• _PROVIDED RECORDS_:

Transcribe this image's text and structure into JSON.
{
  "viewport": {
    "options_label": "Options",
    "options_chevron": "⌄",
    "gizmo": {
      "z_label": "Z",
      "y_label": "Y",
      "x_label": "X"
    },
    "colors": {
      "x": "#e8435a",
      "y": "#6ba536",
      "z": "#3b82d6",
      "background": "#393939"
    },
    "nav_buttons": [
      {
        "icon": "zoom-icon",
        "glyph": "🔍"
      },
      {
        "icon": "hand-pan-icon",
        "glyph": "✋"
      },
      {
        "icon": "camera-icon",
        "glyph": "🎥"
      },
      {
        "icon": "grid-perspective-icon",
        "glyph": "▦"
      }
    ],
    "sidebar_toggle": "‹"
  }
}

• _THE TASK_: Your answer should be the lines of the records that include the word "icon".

• _ANSWER SECTION_:
        "icon": "zoom-icon",
        "icon": "hand-pan-icon",
        "icon": "camera-icon",
        "icon": "grid-perspective-icon",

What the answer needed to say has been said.